[[ Records provided, beginning ]]

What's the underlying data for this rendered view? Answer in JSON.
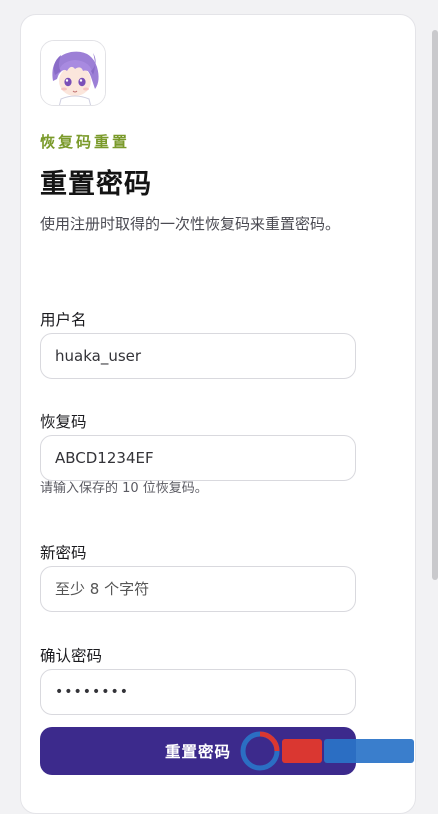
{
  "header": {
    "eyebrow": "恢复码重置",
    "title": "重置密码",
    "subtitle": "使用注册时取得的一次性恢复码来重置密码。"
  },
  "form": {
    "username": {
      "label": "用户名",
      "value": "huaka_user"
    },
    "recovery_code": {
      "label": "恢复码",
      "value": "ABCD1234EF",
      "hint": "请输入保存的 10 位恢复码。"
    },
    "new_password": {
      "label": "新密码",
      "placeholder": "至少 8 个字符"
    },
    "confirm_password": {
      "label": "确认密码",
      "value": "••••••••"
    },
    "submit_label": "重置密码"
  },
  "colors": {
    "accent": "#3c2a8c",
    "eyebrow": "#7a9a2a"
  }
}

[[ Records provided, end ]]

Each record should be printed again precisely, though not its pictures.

**Task output**
What's the underlying data for this rendered view? Answer in JSON.
{
  "header": {
    "eyebrow": "恢复码重置",
    "title": "重置密码",
    "subtitle": "使用注册时取得的一次性恢复码来重置密码。"
  },
  "form": {
    "username": {
      "label": "用户名",
      "value": "huaka_user"
    },
    "recovery_code": {
      "label": "恢复码",
      "value": "ABCD1234EF",
      "hint": "请输入保存的 10 位恢复码。"
    },
    "new_password": {
      "label": "新密码",
      "placeholder": "至少 8 个字符"
    },
    "confirm_password": {
      "label": "确认密码",
      "value": "••••••••"
    },
    "submit_label": "重置密码"
  },
  "colors": {
    "accent": "#3c2a8c",
    "eyebrow": "#7a9a2a"
  }
}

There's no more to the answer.